• Global Legal Skills

    Prof. Rosa Kim

    Legal practice in an increasingly globalizing world requires knowledge of different sources of law and legal systems. This course offers students the opportunity to develop research, writing and oral advocacy skills in a global context, by exploring legal problems governed by international law. The course will also include discussion of comparative aspects of law and advocacy. Students will engage actively through discussion, group work, simulations, and presentations. There will be a substantial writing component, in addition to a series of shorter assignments. This course meets the upper-level writing requirement.
    Instructor will assign a final paper, not an exam.

    Text: Global Lawyering Skills, West Academic Publishing (2009)

  • Comparative Corporations

    Prof. Anthony Polito

    This course is an introductory comparative examination of corporate legal systems and of pervasive issues related to the conduct and governance of corporate enterprise. Any free-enterprise corporate system must face similar questions related to enhancing economic performance and ensuring fair treatment to corporations’ economic participants. The course focuses on how some of the most important commercial countries of the world today--primarily those of the European Union, and the United States, with a lesser focus on Japan–deal with these issues. It will compare strategies used in these countries, examining the differences to distinguish those that reflect genuine jurisprudential and policy distinctions from those that are only superficial.

    Text: The Anatomy of Corporate Law: A Comparative and Functional Approach, Oxford University Press (2nd ed. 2009), Supplemental material to be distributed on site.

    This course does not satisfy the Base Menu Requirement. A take-home exam will be administered.

  • International Business Transactions

    Prof. Chris Gibson

    Suffolk-Lund Summer Law Program

    This course provides a survey of the law concerning transnational business transactions. Many relevant terms and institutions are discussed. From forming international transactions, to licensing and protection of intellectual property, to considering dispute settlement options, this course surveys many of the legal regimes and issues that will arise. We shift between the nuts-and-bolts of international transactions to look at some of the big picture (macro) issues that are changing the modern economy. We also look at sources of law, including private international law, public international law and mandatory law. Throughout the course, we continue to focus on the appropriate role of the lawyer as she or he works with the client to address their legal and related commercial issues.

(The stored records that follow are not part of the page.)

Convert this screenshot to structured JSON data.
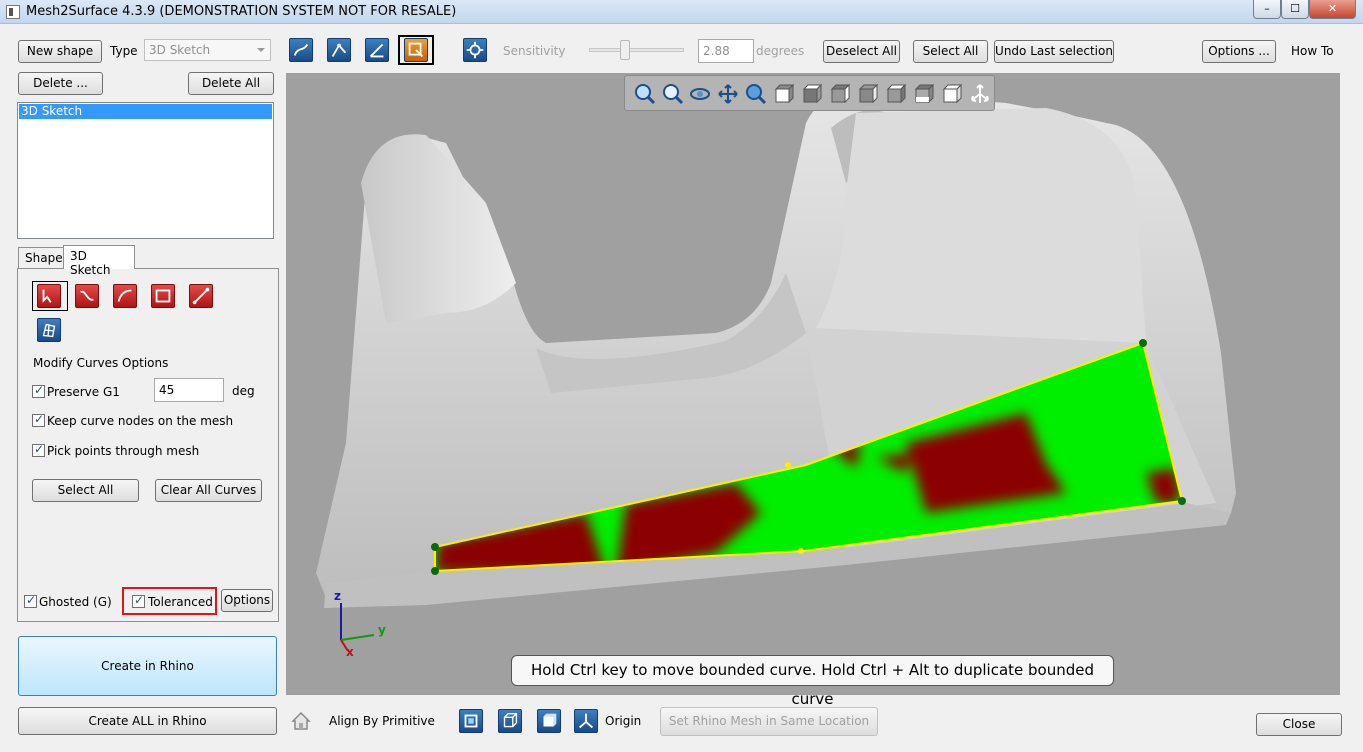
{
  "window": {
    "title": "Mesh2Surface 4.3.9 (DEMONSTRATION SYSTEM NOT FOR RESALE)",
    "minimize_glyph": "–",
    "maximize_glyph": "☐",
    "close_glyph": "✕"
  },
  "toolbar": {
    "new_shape_label": "New shape",
    "type_label": "Type",
    "type_value": "3D Sketch",
    "sensitivity_label": "Sensitivity",
    "sensitivity_value": "2.88",
    "degrees_label": "degrees",
    "deselect_all_label": "Deselect All",
    "select_all_label": "Select All",
    "undo_label": "Undo Last selection",
    "options_label": "Options ...",
    "how_to_label": "How To"
  },
  "left": {
    "delete_label": "Delete ...",
    "delete_all_label": "Delete All",
    "shapes": [
      "3D Sketch"
    ],
    "tabs": [
      "Shape",
      "3D Sketch"
    ],
    "active_tab": "3D Sketch",
    "modify_title": "Modify Curves Options",
    "preserve_g1_label": "Preserve G1",
    "preserve_g1_value": "45",
    "deg_label": "deg",
    "keep_nodes_label": "Keep curve nodes on the mesh",
    "pick_points_label": "Pick points through mesh",
    "select_all_label": "Select All",
    "clear_curves_label": "Clear All Curves",
    "ghosted_label": "Ghosted (G)",
    "toleranced_label": "Toleranced",
    "options_label": "Options",
    "create_label": "Create in Rhino",
    "create_all_label": "Create ALL in Rhino"
  },
  "viewport": {
    "hint": "Hold Ctrl key to move bounded curve. Hold Ctrl + Alt to duplicate bounded curve",
    "axis_z": "z",
    "axis_y": "y",
    "axis_x": "x"
  },
  "bottom": {
    "align_label": "Align By Primitive",
    "origin_label": "Origin",
    "set_mesh_label": "Set Rhino Mesh in Same Location",
    "close_label": "Close"
  },
  "colors": {
    "deviation_green": "#00ee00",
    "deviation_red": "#8b0000",
    "mesh_gray": "#d6d6d6",
    "highlight_red": "#e0141e"
  }
}
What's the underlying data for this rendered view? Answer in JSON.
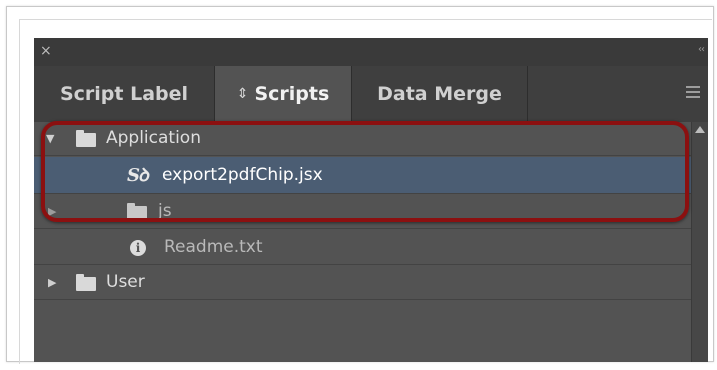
{
  "window": {
    "close_glyph": "×",
    "collapse_glyph": "‹‹",
    "menu_icon": "panel-menu-icon"
  },
  "tabs": [
    {
      "label": "Script Label",
      "active": false
    },
    {
      "label": "Scripts",
      "active": true,
      "prefix_glyph": "⇕"
    },
    {
      "label": "Data Merge",
      "active": false
    }
  ],
  "tree": {
    "items": [
      {
        "label": "Application",
        "type": "folder",
        "expanded": true
      },
      {
        "label": "export2pdfChip.jsx",
        "type": "script",
        "selected": true,
        "icon_text": "Sꝺ"
      },
      {
        "label": "js",
        "type": "folder",
        "expanded": false
      },
      {
        "label": "Readme.txt",
        "type": "info-file",
        "icon_text": "i"
      },
      {
        "label": "User",
        "type": "folder",
        "expanded": false
      }
    ]
  },
  "colors": {
    "panel_bg": "#535353",
    "selection": "#4b5d73",
    "highlight_ring": "#8b1010"
  }
}
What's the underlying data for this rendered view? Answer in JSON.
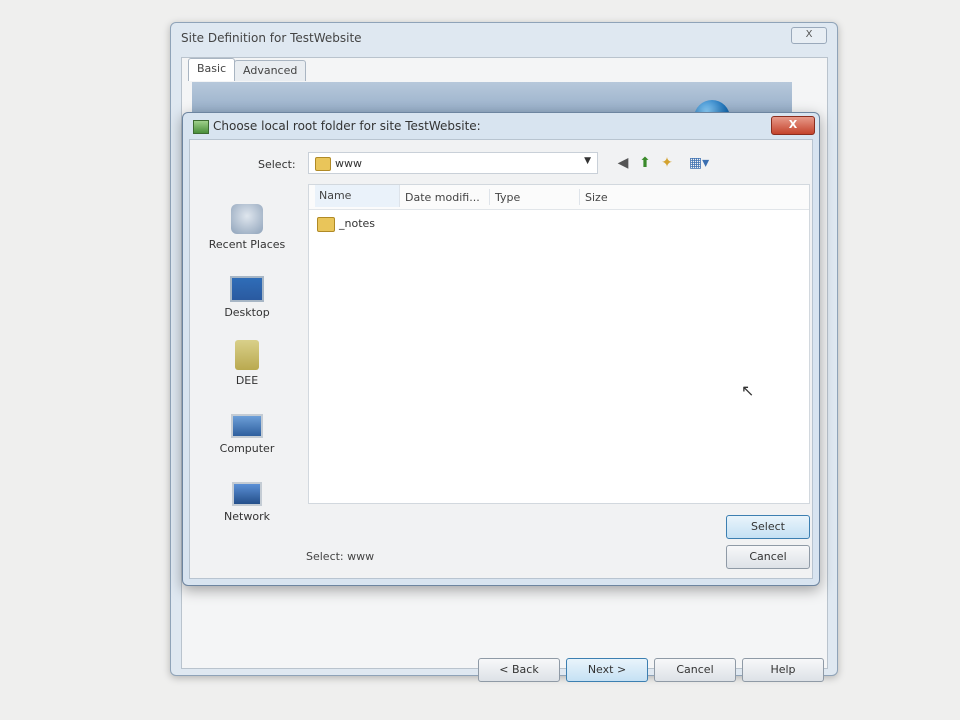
{
  "background_window": {
    "title": "Site Definition for TestWebsite",
    "close_label": "X",
    "tabs": [
      "Basic",
      "Advanced"
    ],
    "buttons": {
      "back": "< Back",
      "next": "Next >",
      "cancel": "Cancel",
      "help": "Help"
    }
  },
  "dialog": {
    "title": "Choose local root folder for site TestWebsite:",
    "close_label": "X",
    "select_label": "Select:",
    "location": {
      "value": "www",
      "icon": "folder-icon"
    },
    "toolbar_icons": [
      "back-icon",
      "up-folder-icon",
      "new-folder-icon",
      "views-menu-icon"
    ],
    "places": [
      {
        "label": "Recent Places",
        "icon": "recent-places-icon"
      },
      {
        "label": "Desktop",
        "icon": "desktop-icon"
      },
      {
        "label": "DEE",
        "icon": "user-folder-icon"
      },
      {
        "label": "Computer",
        "icon": "computer-icon"
      },
      {
        "label": "Network",
        "icon": "network-icon"
      }
    ],
    "columns": [
      "Name",
      "Date modifi...",
      "Type",
      "Size"
    ],
    "files": [
      {
        "name": "_notes",
        "icon": "folder-icon"
      }
    ],
    "status_text": "Select: www",
    "select_button": "Select",
    "cancel_button": "Cancel"
  }
}
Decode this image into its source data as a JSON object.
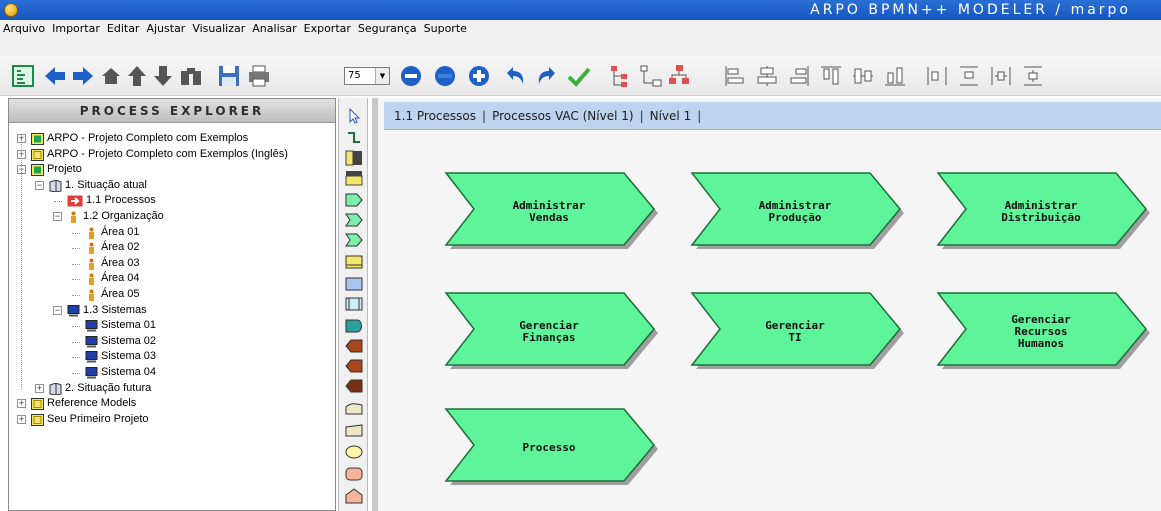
{
  "window": {
    "title": "ARPO BPMN++ MODELER / marpo",
    "app_icon": "app-globe-icon"
  },
  "menu": [
    "Arquivo",
    "Importar",
    "Editar",
    "Ajustar",
    "Visualizar",
    "Analisar",
    "Exportar",
    "Segurança",
    "Suporte"
  ],
  "toolbar": {
    "zoom_value": "75",
    "icons": [
      "explorer-toggle-icon",
      "arrow-left-icon",
      "arrow-right-icon",
      "home-icon",
      "arrow-up-icon",
      "arrow-down-icon",
      "binoculars-icon",
      "save-icon",
      "print-icon",
      "zoom-out-icon",
      "zoom-fit-icon",
      "zoom-in-icon",
      "undo-icon",
      "redo-icon",
      "check-icon",
      "tree-layout-icon",
      "hierarchy-icon",
      "org-chart-icon",
      "align-left-icon",
      "align-center-icon",
      "align-right-icon",
      "align-top-icon",
      "align-middle-icon",
      "align-bottom-icon",
      "distribute-horizontal-icon",
      "distribute-vertical-icon",
      "space-horizontal-icon",
      "space-vertical-icon"
    ]
  },
  "explorer": {
    "header": "PROCESS EXPLORER",
    "items": [
      {
        "label": "ARPO - Projeto Completo com Exemplos",
        "icon": "project-green-icon"
      },
      {
        "label": "ARPO - Projeto Completo com Exemplos (Inglês)",
        "icon": "project-yellow-icon"
      },
      {
        "label": "Projeto",
        "icon": "project-green-icon"
      },
      {
        "label": "1. Situação atual",
        "icon": "book-icon"
      },
      {
        "label": "1.1 Processos",
        "icon": "process-red-icon"
      },
      {
        "label": "1.2 Organização",
        "icon": "person-icon"
      },
      {
        "label": "Área 01",
        "icon": "person-icon"
      },
      {
        "label": "Área 02",
        "icon": "person-icon"
      },
      {
        "label": "Área 03",
        "icon": "person-icon"
      },
      {
        "label": "Área 04",
        "icon": "person-icon"
      },
      {
        "label": "Área 05",
        "icon": "person-icon"
      },
      {
        "label": "1.3 Sistemas",
        "icon": "computer-icon"
      },
      {
        "label": "Sistema 01",
        "icon": "computer-icon"
      },
      {
        "label": "Sistema 02",
        "icon": "computer-icon"
      },
      {
        "label": "Sistema 03",
        "icon": "computer-icon"
      },
      {
        "label": "Sistema 04",
        "icon": "computer-icon"
      },
      {
        "label": "2. Situação futura",
        "icon": "book-icon"
      },
      {
        "label": "Reference Models",
        "icon": "project-yellow-icon"
      },
      {
        "label": "Seu Primeiro Projeto",
        "icon": "project-yellow-icon"
      }
    ]
  },
  "palette": [
    "pointer-tool-icon",
    "connector-tool-icon",
    "lane-vertical-icon",
    "lane-horizontal-icon",
    "process-arrow-icon",
    "process-chevron-icon",
    "process-chevron-alt-icon",
    "note-icon",
    "rectangle-icon",
    "sub-process-icon",
    "display-icon",
    "card-left-icon",
    "card-left-alt-icon",
    "card-left-dark-icon",
    "manual-input-icon",
    "manual-input-alt-icon",
    "ellipse-icon",
    "rounded-rect-icon",
    "pentagon-icon"
  ],
  "breadcrumb": {
    "parts": [
      "1.1 Processos",
      "Processos VAC (Nível 1)",
      "Nível 1"
    ],
    "separator": "|"
  },
  "processes": [
    {
      "label": "Administrar\nVendas"
    },
    {
      "label": "Administrar\nProdução"
    },
    {
      "label": "Administrar\nDistribuição"
    },
    {
      "label": "Gerenciar\nFinanças"
    },
    {
      "label": "Gerenciar\nTI"
    },
    {
      "label": "Gerenciar\nRecursos\nHumanos"
    },
    {
      "label": "Processo"
    }
  ],
  "colors": {
    "process_fill": "#5ef59a",
    "process_stroke": "#1e6e3a",
    "titlebar": "#1a5fc8",
    "breadcrumb_bg": "#bed3ee"
  }
}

    Text: Daniel C.K. Chow & Thomas J. Schoenbaum, International Business Transactions: Problems, Cases, and Materials (3rd ed. Aspen 2015).

    There is also a useful documents supplement: International Business Transactions Document Supplement, 3rd Edition, Chow & Schoenbaum

  • Comparative Criminal Law and Procedure

    Prof. Isaac Borenstein

    In this course, we will address a number of areas of comparison between the Swedish and American criminal justice systems. These will include: search and seizure issues, with particular attention to the 4th, 5th and 6th amendments to the U.S. Constitution, and relevant Swedish laws; the steps in the process of a criminal case in Sweden and the U.S., focused on the commencement of a criminal case, bail and sentencing; as part of the course it is hoped we can observe at least a portion of a criminal case in a Swedish court, meet defense attorneys, prosecutors, and Judges. You will leave with a good understanding of how two democracies approach issues of justice in the investigation and prosecution of criminal cases.